“Being virtual is definitely different than it was in the spring,” says junior Aashni Patel. “In the spring, everyone was virtual.”
As many Lovett students are preparing to join the other half of the alphabet on campus, others aren’t yet ready to return to campus at all. For the ninety-two middle and high schoolers who are enrolled in Lovett’s third cycle of virtual learning, school is in the same place where it has been since the start of the school year: their computer screen.
When I ask sophomore Adam Young how long he has been enrolled in virtual learning this fall, he realizes that he has lost track.. “However many cycles there’ve been, I’ve been through,” he says.

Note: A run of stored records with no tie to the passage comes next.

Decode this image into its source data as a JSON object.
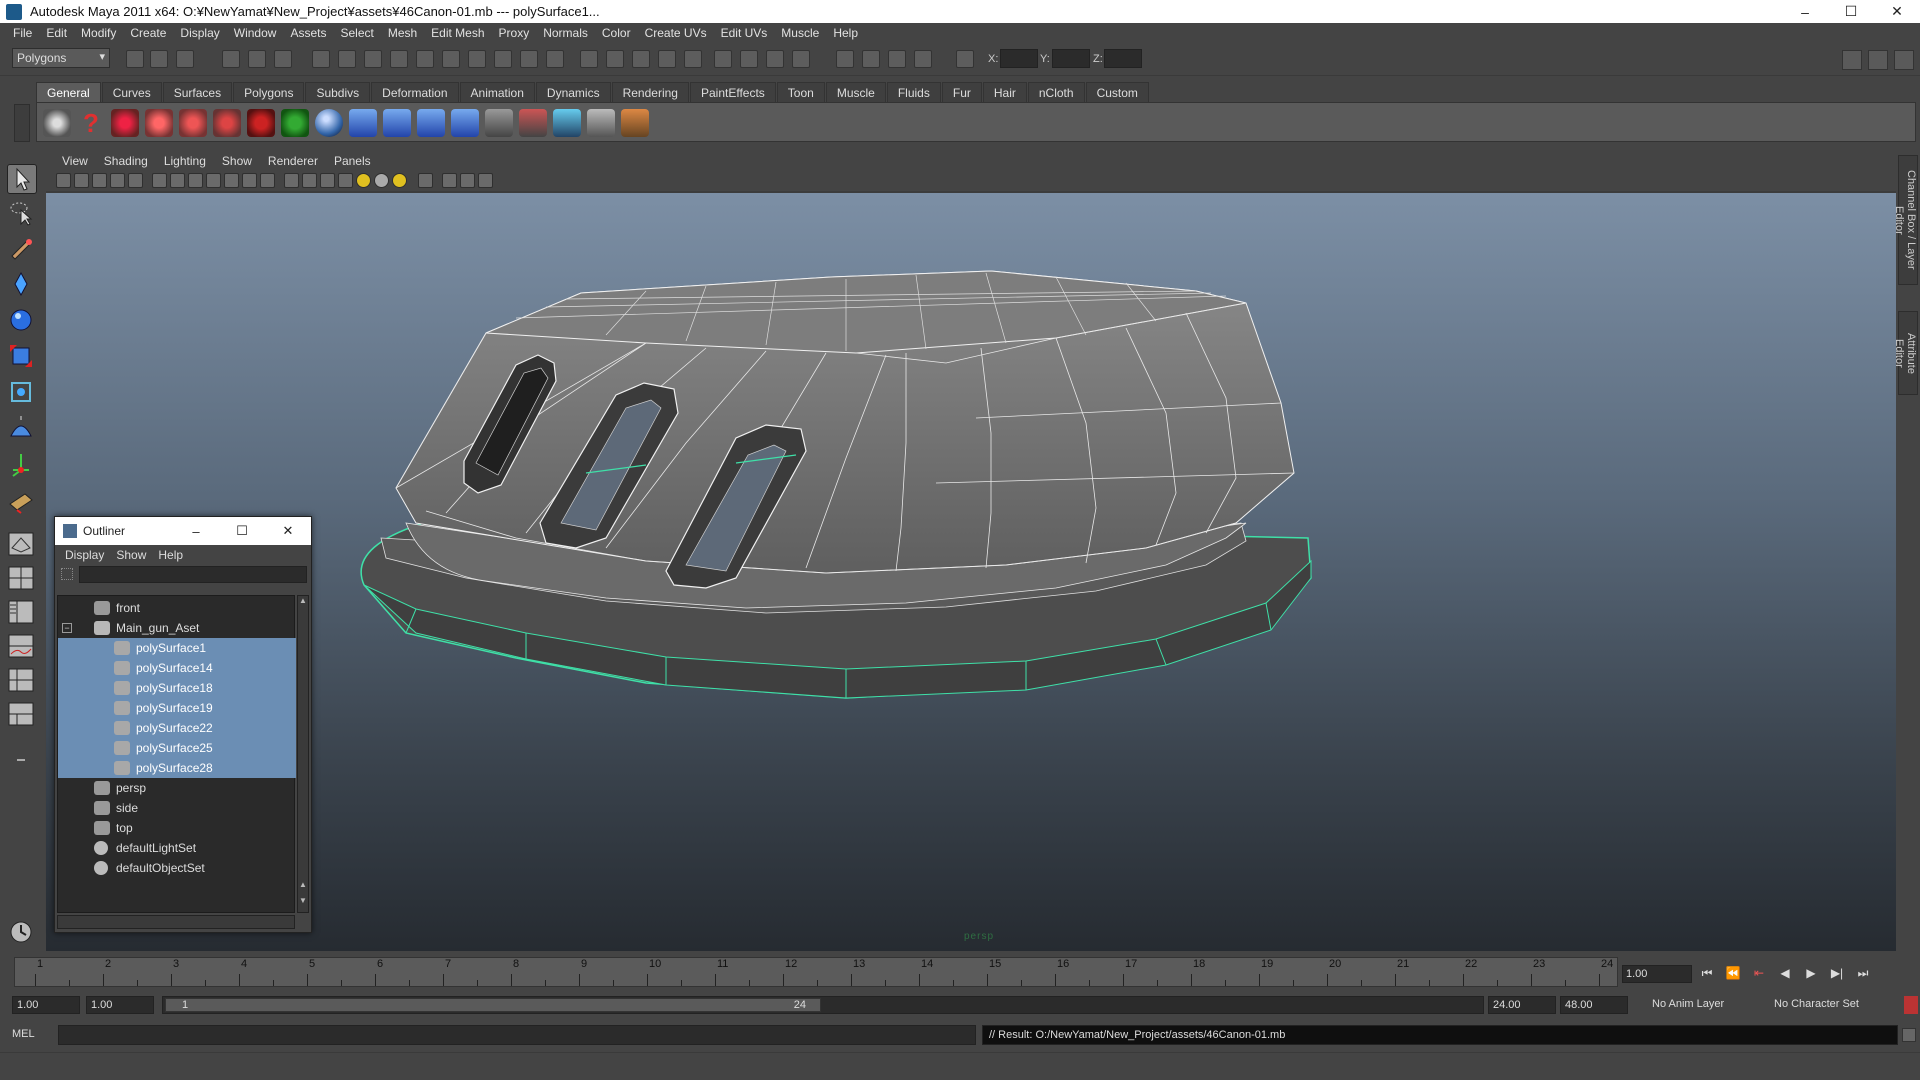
{
  "window": {
    "title": "Autodesk Maya 2011 x64: O:¥NewYamat¥New_Project¥assets¥46Canon-01.mb   ---   polySurface1...",
    "minimize": "–",
    "maximize": "☐",
    "close": "✕"
  },
  "menubar": [
    "File",
    "Edit",
    "Modify",
    "Create",
    "Display",
    "Window",
    "Assets",
    "Select",
    "Mesh",
    "Edit Mesh",
    "Proxy",
    "Normals",
    "Color",
    "Create UVs",
    "Edit UVs",
    "Muscle",
    "Help"
  ],
  "statusline": {
    "mode": "Polygons",
    "x_label": "X:",
    "y_label": "Y:",
    "z_label": "Z:"
  },
  "shelf": {
    "tabs": [
      "General",
      "Curves",
      "Surfaces",
      "Polygons",
      "Subdivs",
      "Deformation",
      "Animation",
      "Dynamics",
      "Rendering",
      "PaintEffects",
      "Toon",
      "Muscle",
      "Fluids",
      "Fur",
      "Hair",
      "nCloth",
      "Custom"
    ],
    "active_tab": "General",
    "icons": [
      "hypershade-icon",
      "help-icon",
      "sculpt-icon",
      "paint-weights-icon",
      "paint-effects-icon",
      "artisan-icon",
      "magnet-icon",
      "snap-icon",
      "sphere-icon",
      "joint-icon",
      "ik-icon",
      "ik-spline-icon",
      "skin-icon",
      "lattice-icon",
      "cluster-icon",
      "blend-icon",
      "render-icon",
      "paint-icon"
    ]
  },
  "viewport": {
    "menu": [
      "View",
      "Shading",
      "Lighting",
      "Show",
      "Renderer",
      "Panels"
    ],
    "camera": "persp",
    "bg_top": "#7c8fa5",
    "bg_bottom": "#262b31",
    "wire_color": "#ffffff",
    "selection_color": "#3fe0a8"
  },
  "right_tabs": [
    "Channel Box / Layer Editor",
    "Attribute Editor"
  ],
  "outliner": {
    "title": "Outliner",
    "menu": [
      "Display",
      "Show",
      "Help"
    ],
    "rows": [
      {
        "label": "front",
        "type": "camera",
        "indent": 0,
        "selected": false
      },
      {
        "label": "Main_gun_Aset",
        "type": "group",
        "indent": 0,
        "selected": false,
        "expanded": true
      },
      {
        "label": "polySurface1",
        "type": "mesh",
        "indent": 1,
        "selected": true
      },
      {
        "label": "polySurface14",
        "type": "mesh",
        "indent": 1,
        "selected": true
      },
      {
        "label": "polySurface18",
        "type": "mesh",
        "indent": 1,
        "selected": true
      },
      {
        "label": "polySurface19",
        "type": "mesh",
        "indent": 1,
        "selected": true
      },
      {
        "label": "polySurface22",
        "type": "mesh",
        "indent": 1,
        "selected": true
      },
      {
        "label": "polySurface25",
        "type": "mesh",
        "indent": 1,
        "selected": true
      },
      {
        "label": "polySurface28",
        "type": "mesh",
        "indent": 1,
        "selected": true
      },
      {
        "label": "persp",
        "type": "camera",
        "indent": 0,
        "selected": false
      },
      {
        "label": "side",
        "type": "camera",
        "indent": 0,
        "selected": false
      },
      {
        "label": "top",
        "type": "camera",
        "indent": 0,
        "selected": false
      },
      {
        "label": "defaultLightSet",
        "type": "set",
        "indent": 0,
        "selected": false
      },
      {
        "label": "defaultObjectSet",
        "type": "set",
        "indent": 0,
        "selected": false
      }
    ]
  },
  "timeline": {
    "ticks": [
      "1",
      "2",
      "3",
      "4",
      "5",
      "6",
      "7",
      "8",
      "9",
      "10",
      "11",
      "12",
      "13",
      "14",
      "15",
      "16",
      "17",
      "18",
      "19",
      "20",
      "21",
      "22",
      "23",
      "24"
    ],
    "current_frame": "1.00",
    "playback": [
      "⏮",
      "⏪",
      "⇤",
      "◀",
      "▶",
      "▶|",
      "⏭"
    ]
  },
  "range": {
    "start_time": "1.00",
    "playback_start": "1.00",
    "range_start": "1",
    "range_end": "24",
    "playback_end": "24.00",
    "end_time": "48.00",
    "anim_layer": "No Anim Layer",
    "character_set": "No Character Set"
  },
  "command": {
    "label": "MEL",
    "result": "// Result: O:/NewYamat/New_Project/assets/46Canon-01.mb"
  }
}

Remote learning isn’t new to Adam, or any other Lovett student, but what is different this school year is that it is no longer a universal experience. Virtual learning is now an alternative that students can opt-in to if they don’t feel comfortable coming to campus. Unlike in the spring, virtual learners now only make up a fraction of the student body, which leads many of them to feel less connected to their peers than they were last semester.
“It hurts a bit knowing that you’re virtual but everyone else is there,” Adam admits. Although he ultimately made the decision that virtual learning would be the safest option for him and his family, this was not a decision he was excited to make. He misses the social aspect of school, being able to see his friends (and even his teachers) at Lovett every day.
Morgan Rutherford, Lovett’s virtual learning coordinator, is in charge of organizing learning for virtual students in middle and upper school. “My main concern,” she says, “ is making sure [students] feel like they are connected.”
While nothing compares to an in-person experience, Mrs. Rutherford has been amazed by the work teachers have done to make their virtual students feel included.
“The interaction that the teachers have been able to maintain with students has been really remarkable,” she observes. Whether it’s using new, online platforms to teach material or grouping in-person and virtual students together to complete group work, teachers are doing the best they can to keep all of their students engaged in class.
Still, both Aashni and Adam confess that it can be difficult to stay focused at times, with so many distractions at home that wouldn’t be present in a normal classroom.
“It is very difficult to pay attention when you’re not actually in class,” Adam says. “For me personally, it’s very hard to re-associate home with school.”
There’s also a certain level of awkwardness when it comes to learning from home. Aashni tells me about how some of her teachers project their Google Meets onto the Smart Board for the in-person students to see. She understands that they do it so that she feels included, but it’s a bit uncomfortable when she is one of the only, or the only, virtual students in her class. “I’m on the screen and everyone’s looking at me,” she recounts, “and it’s kinda weird.”
Awkward moments like these, of course, are inevitable. Even the students who have chosen to learn from home would much rather get back to campus and to some sense of normalcy. But for now, remote learning will have to make do. As Adam puts it, “The only positive thing about virtual learning is that there’s an option for it, and I’m safe.”
Fortunately, while virtual learning certainly creates its challenges, it also creates an opportunity for students to decide what type of learning is best for their family in these times.
“For now, [virtual learning is] not going anywhere,” Mrs. Rutherford says, “because COVID, as far as we know, isn’t going anywhere.”